While our initial effort helped us determine the experience we wanted to provide, this second prototype really defined how we’d get there. Starting from a modern architecture—with all its security and stability changes—means the team’s efforts can be focused on pursuing an authentic classic experience. Any differences in behavior between our development builds and the patch 1.12 reference can be systematically cataloged and corrected, while still operating from a foundation that’s stable and secure.

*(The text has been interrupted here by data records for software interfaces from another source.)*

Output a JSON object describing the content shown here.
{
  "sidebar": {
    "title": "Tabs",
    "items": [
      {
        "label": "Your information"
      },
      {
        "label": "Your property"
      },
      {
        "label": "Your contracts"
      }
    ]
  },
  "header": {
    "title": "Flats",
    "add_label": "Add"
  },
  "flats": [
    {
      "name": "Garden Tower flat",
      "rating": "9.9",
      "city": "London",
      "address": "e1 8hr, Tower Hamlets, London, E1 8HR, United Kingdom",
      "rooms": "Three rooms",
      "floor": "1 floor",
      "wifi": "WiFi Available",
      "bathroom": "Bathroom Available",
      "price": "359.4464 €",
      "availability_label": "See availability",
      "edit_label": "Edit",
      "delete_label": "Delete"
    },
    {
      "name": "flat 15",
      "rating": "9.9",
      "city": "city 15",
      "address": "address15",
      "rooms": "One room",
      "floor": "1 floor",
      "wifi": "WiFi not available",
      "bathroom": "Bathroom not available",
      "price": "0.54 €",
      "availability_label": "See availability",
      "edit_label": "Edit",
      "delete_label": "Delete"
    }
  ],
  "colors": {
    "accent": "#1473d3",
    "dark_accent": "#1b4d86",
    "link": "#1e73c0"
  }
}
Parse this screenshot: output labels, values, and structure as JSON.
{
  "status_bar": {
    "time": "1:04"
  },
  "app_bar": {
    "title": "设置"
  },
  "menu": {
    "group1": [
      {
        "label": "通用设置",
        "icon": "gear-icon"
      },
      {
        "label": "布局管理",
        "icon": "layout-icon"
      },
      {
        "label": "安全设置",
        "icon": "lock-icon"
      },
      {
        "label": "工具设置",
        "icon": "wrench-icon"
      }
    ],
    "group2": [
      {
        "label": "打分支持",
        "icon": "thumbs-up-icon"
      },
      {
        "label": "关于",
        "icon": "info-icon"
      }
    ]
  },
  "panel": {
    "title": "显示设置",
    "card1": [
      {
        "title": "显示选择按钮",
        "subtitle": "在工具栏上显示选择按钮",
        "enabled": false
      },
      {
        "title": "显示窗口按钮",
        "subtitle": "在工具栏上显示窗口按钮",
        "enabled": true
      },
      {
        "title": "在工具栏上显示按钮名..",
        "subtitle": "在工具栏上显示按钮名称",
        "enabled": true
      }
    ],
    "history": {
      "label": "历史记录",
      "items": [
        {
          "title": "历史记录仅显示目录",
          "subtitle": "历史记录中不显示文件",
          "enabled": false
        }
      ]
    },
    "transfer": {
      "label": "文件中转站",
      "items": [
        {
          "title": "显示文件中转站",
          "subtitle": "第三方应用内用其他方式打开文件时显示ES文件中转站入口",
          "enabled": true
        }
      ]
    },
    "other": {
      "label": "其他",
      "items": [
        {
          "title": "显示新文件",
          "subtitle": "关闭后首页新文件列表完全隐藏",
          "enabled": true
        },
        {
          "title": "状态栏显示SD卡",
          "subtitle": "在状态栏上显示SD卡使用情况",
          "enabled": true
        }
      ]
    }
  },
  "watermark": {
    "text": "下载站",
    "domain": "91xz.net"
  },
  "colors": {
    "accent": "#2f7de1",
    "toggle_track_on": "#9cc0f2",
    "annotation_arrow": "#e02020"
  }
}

For another example of lighting, we looked at Elwynn Forest. We had a period in Warcraft’s history where we changed all the lighting equations and as a result, our environment artists had to take a pass over all of the zones to improve the lighting and take advantage of the new equations. To recreate the original experience, we had to rewind those changes. The first thing we did was restore the old lighting data. This brought us much closer to the original lighting—and with a few more changes to the distance formula, fog formulas, and some changes to shadows, we were able to bring things even closer to the original lighting.
In this form, there is much less wasted space and spells are no longer limited to three effects. But before we can load any database data, we need to transform the old data layout into the new one. This is not limited to spells, as almost every game system (including items, creatures, player characters, spawning, AI, and more) has had its database layout altered over the years.
To get past these hurdles, the team looked at what we liked (art and data) of what we had and what we didn’t like (the code). We wanted to see if we could utilize classic art assets and data within our modern code and get things to play nicely together. Things didn’t quite work right out of the gate, but with some trial and error, we were able to pull together a proof of concept of how to get things to work together and have something playable. This built our confidence that we could deliver a Blizzard-quality experience with the modern platform.